§ Exercise details: Which lines of the data below contain "pinyin"? Please show them all.

Data shown Block Start

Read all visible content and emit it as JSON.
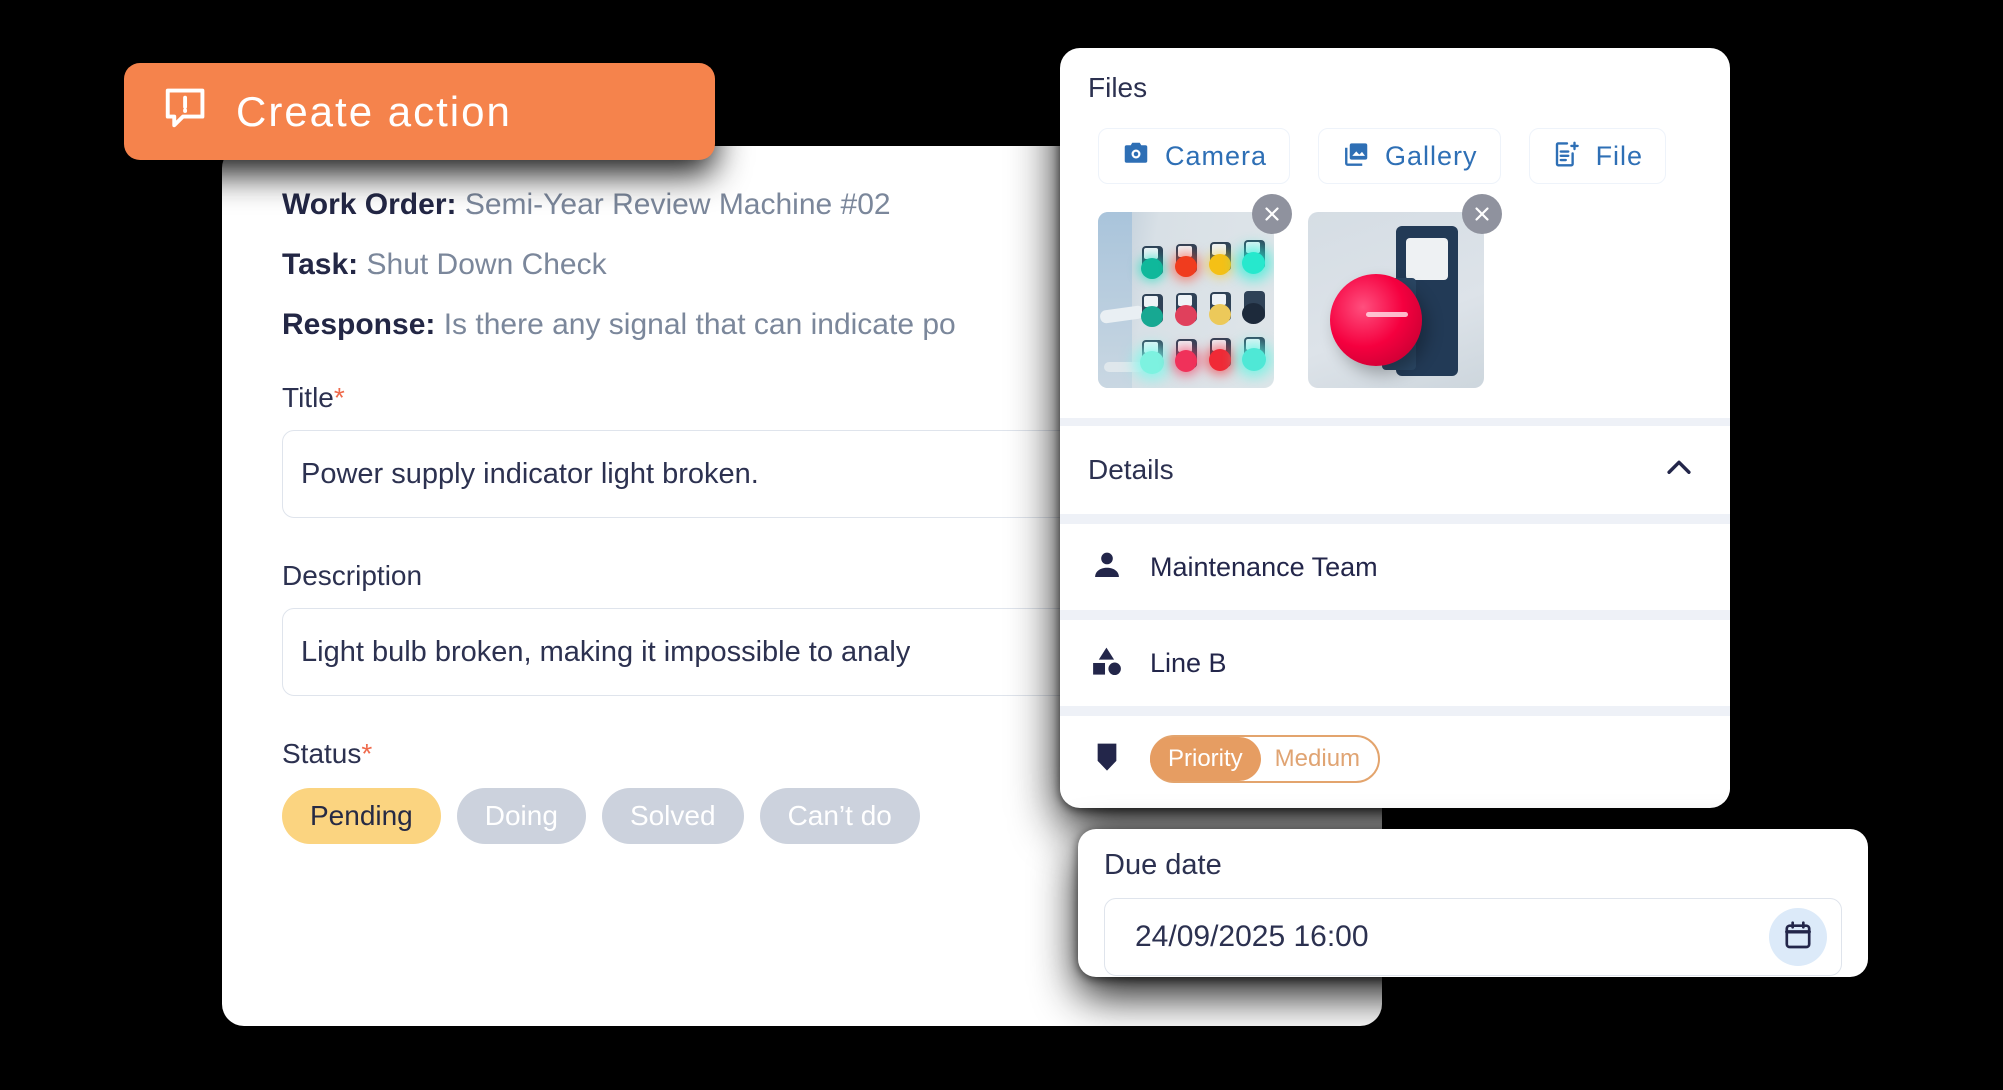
{
  "create_action": {
    "label": "Create action",
    "icon": "alert-message-icon",
    "color": "#F5834C"
  },
  "form": {
    "meta": [
      {
        "label": "Work Order:",
        "value": "Semi-Year Review Machine #02"
      },
      {
        "label": "Task:",
        "value": "Shut Down Check"
      },
      {
        "label": "Response:",
        "value": "Is there any signal that can indicate po"
      }
    ],
    "title_field": {
      "label": "Title",
      "required_mark": "*",
      "value": "Power supply indicator light broken."
    },
    "description_field": {
      "label": "Description",
      "value": "Light bulb broken, making it impossible to analy"
    },
    "status_field": {
      "label": "Status",
      "required_mark": "*",
      "options": [
        {
          "label": "Pending",
          "selected": true
        },
        {
          "label": "Doing",
          "selected": false
        },
        {
          "label": "Solved",
          "selected": false
        },
        {
          "label": "Can’t do",
          "selected": false
        }
      ],
      "selected_color": "#FBD480",
      "idle_color": "#CCD2DD"
    }
  },
  "files_panel": {
    "title": "Files",
    "buttons": [
      {
        "label": "Camera",
        "icon": "camera-icon"
      },
      {
        "label": "Gallery",
        "icon": "gallery-image-icon"
      },
      {
        "label": "File",
        "icon": "file-add-icon"
      }
    ],
    "button_text_color": "#2E6FB5",
    "attachments": [
      {
        "alt": "Indicator lamp control panel photo",
        "remove_icon": "close-icon"
      },
      {
        "alt": "Red emergency stop button photo",
        "remove_icon": "close-icon"
      }
    ]
  },
  "details": {
    "title": "Details",
    "collapse_icon": "chevron-up-icon",
    "rows": [
      {
        "icon": "person-icon",
        "label": "Maintenance Team"
      },
      {
        "icon": "shapes-icon",
        "label": "Line B"
      }
    ],
    "priority_row": {
      "icon": "shield-icon",
      "key": "Priority",
      "value": "Medium",
      "key_color": "#E69D62",
      "border_color": "#E3A46D"
    }
  },
  "due_date": {
    "title": "Due date",
    "value": "24/09/2025 16:00",
    "calendar_icon": "calendar-icon"
  }
}
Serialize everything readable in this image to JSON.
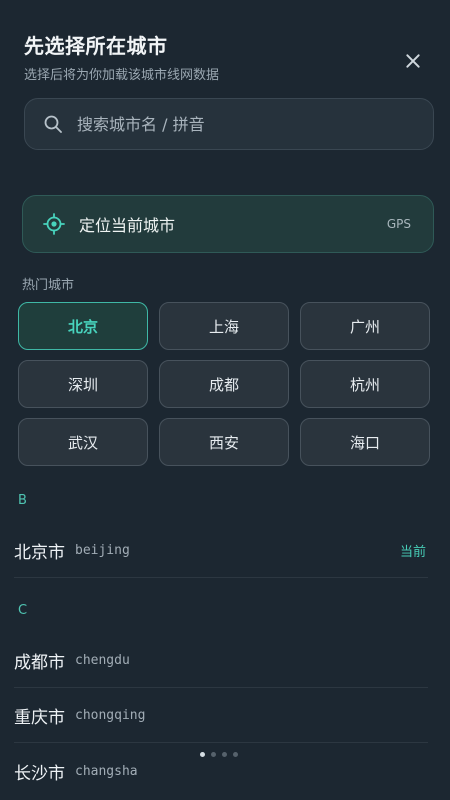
{
  "header": {
    "title": "先选择所在城市",
    "subtitle": "选择后将为你加载该城市线网数据"
  },
  "search": {
    "placeholder": "搜索城市名 / 拼音",
    "value": ""
  },
  "locate": {
    "label": "定位当前城市",
    "tag": "GPS"
  },
  "hot": {
    "label": "热门城市",
    "cities": [
      "北京",
      "上海",
      "广州",
      "深圳",
      "成都",
      "杭州",
      "武汉",
      "西安",
      "海口"
    ],
    "selected": "北京"
  },
  "list": {
    "groups": [
      {
        "letter": "B",
        "rows": [
          {
            "name": "北京市",
            "pinyin": "beijing",
            "badge": "当前"
          }
        ]
      },
      {
        "letter": "C",
        "rows": [
          {
            "name": "成都市",
            "pinyin": "chengdu"
          },
          {
            "name": "重庆市",
            "pinyin": "chongqing"
          },
          {
            "name": "长沙市",
            "pinyin": "changsha"
          }
        ]
      }
    ]
  },
  "pager": {
    "total": 4,
    "active": 1
  },
  "colors": {
    "background": "#1c2731",
    "accent": "#48d3bd",
    "chip": "#2a343d",
    "locate_bg": "#223b3c"
  },
  "icons": {
    "close": "close-icon",
    "search": "search-icon",
    "locate": "crosshair-icon"
  }
}
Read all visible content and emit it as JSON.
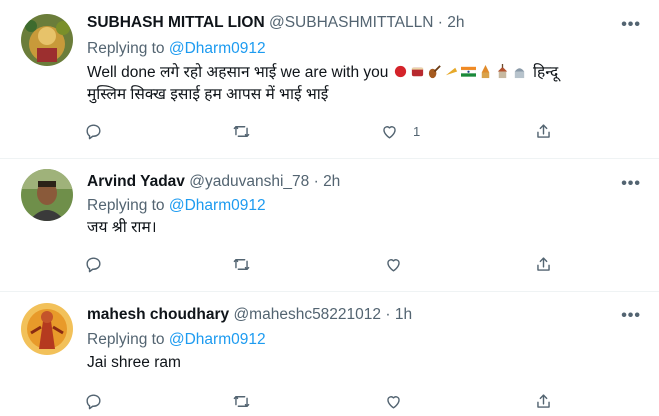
{
  "tweets": [
    {
      "name": "SUBHASH MITTAL LION",
      "handle": "@SUBHASHMITTALLN",
      "separator": "·",
      "time": "2h",
      "replying_prefix": "Replying to ",
      "replying_to": "@Dharm0912",
      "text_line1": "Well done लगे रहो अहसान भाई we are with you",
      "text_line1_tail": "हिन्दू",
      "text_line2": "मुस्लिम सिक्ख इसाई हम आपस में भाई भाई",
      "like_count": "1"
    },
    {
      "name": "Arvind Yadav",
      "handle": "@yaduvanshi_78",
      "separator": "·",
      "time": "2h",
      "replying_prefix": "Replying to ",
      "replying_to": "@Dharm0912",
      "text_line1": "जय श्री राम।"
    },
    {
      "name": "mahesh choudhary",
      "handle": "@maheshc58221012",
      "separator": "·",
      "time": "1h",
      "replying_prefix": "Replying to ",
      "replying_to": "@Dharm0912",
      "text_line1": "Jai shree ram"
    }
  ],
  "more_label": "•••",
  "colors": {
    "link": "#1d9bf0",
    "secondary": "#536471",
    "text": "#0f1419",
    "divider": "#eff3f4"
  },
  "icons": [
    "reply-icon",
    "retweet-icon",
    "like-icon",
    "share-icon",
    "more-icon"
  ]
}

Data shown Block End

§ Result of this exercise:
            "pinyin": "beijing",
            "pinyin": "chengdu"
            "pinyin": "chongqing"
            "pinyin": "changsha"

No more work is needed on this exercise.